What I am doing the consumer is continuously binding with a queue and checking if there is any message consume it and unbinding or else return.
The publisher binds with that queue and writes as many number of messages to a the queue, as requested.
Both publisher and consumer using queue name as the routing key, and using same exchange "amq.direct"
The approach you are using is probably the cause of the error. If there is no active binding, messages will just be dropped.
Here is how you should design the application:
- At start-up, create your queue with the auto-delete option and bind it to the exchange using the queue name. Consume from the queue, and then wait for messages.
- Process messages, and do not unbind the queue at any point.
- At shut-down, just close the connection: the queue and binding will be deleted automatically.
The publisher does not need to make any binding but just publish to the exchange.
For a single queue it is ok, but I have two publishers writing in two separate queues, should i use two exchanges? or i have to use publisher binding to the queues in the same exchange? Please give me a solution, i am not abe to choose between bindings and exhanges.
You would use one exchange and two different routing keys, one per queue.
You can use the default exchange for this:
queue.declare queue1 (or allow the server to name the queue) queue.declare queue2 ... basic.publish exchange="" routing-key="queue1"
If you want to use an explicit exchange, create one binding for each queue.
You can try this very easily in PAL, and look at the PAL examples for more help (see main page for links to the PAL examples archive)
Here are the possible reasons why your applications might lose messages:
- They could be published with routing keys that do not match any bindings. The server will drop such messages silently. If you use —debug_route, it will print a warning. If you publish the messages with the immediate option, they will be returned to the sender.
- They could be put into a queue that overflows. The server will warn when this happens.
- They could be consumed by the 'wrong' application, i.e. if applications A and B both consume from the same queue then A might think that some messages are missing. In fact they went to B.
- They could be successfully delivered but lost at the client side, due to programming errors in the application.

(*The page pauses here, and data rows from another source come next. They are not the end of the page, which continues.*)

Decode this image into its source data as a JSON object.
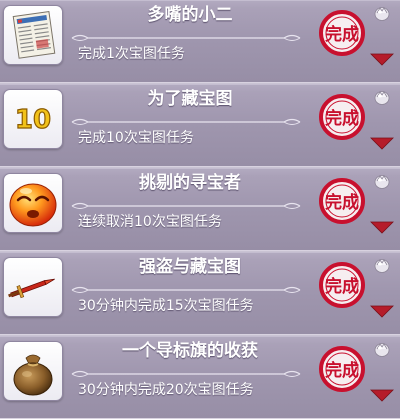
{
  "achievements": [
    {
      "title": "多嘴的小二",
      "description": "完成1次宝图任务",
      "icon": "newspaper-icon",
      "status": "完成"
    },
    {
      "title": "为了藏宝图",
      "description": "完成10次宝图任务",
      "icon": "number-10-icon",
      "status": "完成"
    },
    {
      "title": "挑剔的寻宝者",
      "description": "连续取消10次宝图任务",
      "icon": "angry-face-icon",
      "status": "完成"
    },
    {
      "title": "强盗与藏宝图",
      "description": "30分钟内完成15次宝图任务",
      "icon": "sword-icon",
      "status": "完成"
    },
    {
      "title": "一个导标旗的收获",
      "description": "30分钟内完成20次宝图任务",
      "icon": "money-bag-icon",
      "status": "完成"
    }
  ],
  "colors": {
    "row_background": "#a097b0",
    "seal_red": "#c8102e",
    "arrow_red": "#b51c2a",
    "text": "#ffffff"
  }
}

- They could be delivered to the client but not collected in time, especially if the client crashes before it has processed waiting messages. We use acknowledgements for guarding against this kind of situation.
- They could be dropped at the client side by the WireAPI layer, if you configured that to do so (setting a 'high water' mark).
As far as I know, there is no other way messages could be lost.
Another diagnostic tool you can use is the '—dump_state 1' server option, which will report exactly how many messages were received, and sent out. If you use this option and run the test, the output will help identify what is causing your problem.